> _TASK STATEMENT_:
A precise repetition of every line below is the required answer.

[App and web page records]
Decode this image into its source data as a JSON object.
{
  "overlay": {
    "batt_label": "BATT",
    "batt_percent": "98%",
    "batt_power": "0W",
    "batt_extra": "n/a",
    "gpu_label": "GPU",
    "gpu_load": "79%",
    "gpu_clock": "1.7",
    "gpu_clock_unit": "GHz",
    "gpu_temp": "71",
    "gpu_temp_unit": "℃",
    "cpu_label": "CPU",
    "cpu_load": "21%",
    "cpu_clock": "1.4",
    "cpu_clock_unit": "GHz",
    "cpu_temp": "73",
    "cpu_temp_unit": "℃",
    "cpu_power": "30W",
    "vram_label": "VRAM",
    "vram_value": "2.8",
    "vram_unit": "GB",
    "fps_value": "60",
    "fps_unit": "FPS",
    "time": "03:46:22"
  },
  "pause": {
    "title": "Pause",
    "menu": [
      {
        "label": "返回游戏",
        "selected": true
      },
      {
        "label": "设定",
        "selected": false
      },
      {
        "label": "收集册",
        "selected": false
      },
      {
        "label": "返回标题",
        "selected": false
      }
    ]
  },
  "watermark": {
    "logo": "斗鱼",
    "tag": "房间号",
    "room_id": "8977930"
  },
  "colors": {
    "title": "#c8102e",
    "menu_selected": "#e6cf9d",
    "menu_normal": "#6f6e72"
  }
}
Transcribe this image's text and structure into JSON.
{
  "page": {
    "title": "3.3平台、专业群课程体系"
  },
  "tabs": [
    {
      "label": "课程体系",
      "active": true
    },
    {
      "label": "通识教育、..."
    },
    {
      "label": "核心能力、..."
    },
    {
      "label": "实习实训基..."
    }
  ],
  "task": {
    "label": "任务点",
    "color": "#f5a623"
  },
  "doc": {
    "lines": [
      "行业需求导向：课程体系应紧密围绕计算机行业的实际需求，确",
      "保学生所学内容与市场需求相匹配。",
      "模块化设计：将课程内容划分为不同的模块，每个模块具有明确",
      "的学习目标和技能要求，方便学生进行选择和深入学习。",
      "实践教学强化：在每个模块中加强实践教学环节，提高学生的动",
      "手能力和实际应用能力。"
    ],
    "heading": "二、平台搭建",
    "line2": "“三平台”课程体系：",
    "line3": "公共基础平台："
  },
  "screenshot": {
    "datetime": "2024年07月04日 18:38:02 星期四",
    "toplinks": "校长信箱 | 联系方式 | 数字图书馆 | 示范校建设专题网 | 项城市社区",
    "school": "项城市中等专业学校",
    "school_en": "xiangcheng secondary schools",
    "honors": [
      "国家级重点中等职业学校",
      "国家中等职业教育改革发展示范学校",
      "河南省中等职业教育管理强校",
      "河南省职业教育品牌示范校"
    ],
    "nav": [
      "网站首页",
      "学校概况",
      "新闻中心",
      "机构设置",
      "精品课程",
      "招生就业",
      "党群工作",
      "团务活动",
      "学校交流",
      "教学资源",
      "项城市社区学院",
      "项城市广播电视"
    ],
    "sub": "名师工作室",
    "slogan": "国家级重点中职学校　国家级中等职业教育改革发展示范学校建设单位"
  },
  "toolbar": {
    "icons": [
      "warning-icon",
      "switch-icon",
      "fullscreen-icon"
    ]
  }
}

> _RESPONSE_:
Decode this image into its source data as a JSON object.
{
  "overlay": {
    "batt_label": "BATT",
    "batt_percent": "98%",
    "batt_power": "0W",
    "batt_extra": "n/a",
    "gpu_label": "GPU",
    "gpu_load": "79%",
    "gpu_clock": "1.7",
    "gpu_clock_unit": "GHz",
    "gpu_temp": "71",
    "gpu_temp_unit": "℃",
    "cpu_label": "CPU",
    "cpu_load": "21%",
    "cpu_clock": "1.4",
    "cpu_clock_unit": "GHz",
    "cpu_temp": "73",
    "cpu_temp_unit": "℃",
    "cpu_power": "30W",
    "vram_label": "VRAM",
    "vram_value": "2.8",
    "vram_unit": "GB",
    "fps_value": "60",
    "fps_unit": "FPS",
    "time": "03:46:22"
  },
  "pause": {
    "title": "Pause",
    "menu": [
      {
        "label": "返回游戏",
        "selected": true
      },
      {
        "label": "设定",
        "selected": false
      },
      {
        "label": "收集册",
        "selected": false
      },
      {
        "label": "返回标题",
        "selected": false
      }
    ]
  },
  "watermark": {
    "logo": "斗鱼",
    "tag": "房间号",
    "room_id": "8977930"
  },
  "colors": {
    "title": "#c8102e",
    "menu_selected": "#e6cf9d",
    "menu_normal": "#6f6e72"
  }
}
Transcribe this image's text and structure into JSON.
{
  "page": {
    "title": "3.3平台、专业群课程体系"
  },
  "tabs": [
    {
      "label": "课程体系",
      "active": true
    },
    {
      "label": "通识教育、..."
    },
    {
      "label": "核心能力、..."
    },
    {
      "label": "实习实训基..."
    }
  ],
  "task": {
    "label": "任务点",
    "color": "#f5a623"
  },
  "doc": {
    "lines": [
      "行业需求导向：课程体系应紧密围绕计算机行业的实际需求，确",
      "保学生所学内容与市场需求相匹配。",
      "模块化设计：将课程内容划分为不同的模块，每个模块具有明确",
      "的学习目标和技能要求，方便学生进行选择和深入学习。",
      "实践教学强化：在每个模块中加强实践教学环节，提高学生的动",
      "手能力和实际应用能力。"
    ],
    "heading": "二、平台搭建",
    "line2": "“三平台”课程体系：",
    "line3": "公共基础平台："
  },
  "screenshot": {
    "datetime": "2024年07月04日 18:38:02 星期四",
    "toplinks": "校长信箱 | 联系方式 | 数字图书馆 | 示范校建设专题网 | 项城市社区",
    "school": "项城市中等专业学校",
    "school_en": "xiangcheng secondary schools",
    "honors": [
      "国家级重点中等职业学校",
      "国家中等职业教育改革发展示范学校",
      "河南省中等职业教育管理强校",
      "河南省职业教育品牌示范校"
    ],
    "nav": [
      "网站首页",
      "学校概况",
      "新闻中心",
      "机构设置",
      "精品课程",
      "招生就业",
      "党群工作",
      "团务活动",
      "学校交流",
      "教学资源",
      "项城市社区学院",
      "项城市广播电视"
    ],
    "sub": "名师工作室",
    "slogan": "国家级重点中职学校　国家级中等职业教育改革发展示范学校建设单位"
  },
  "toolbar": {
    "icons": [
      "warning-icon",
      "switch-icon",
      "fullscreen-icon"
    ]
  }
}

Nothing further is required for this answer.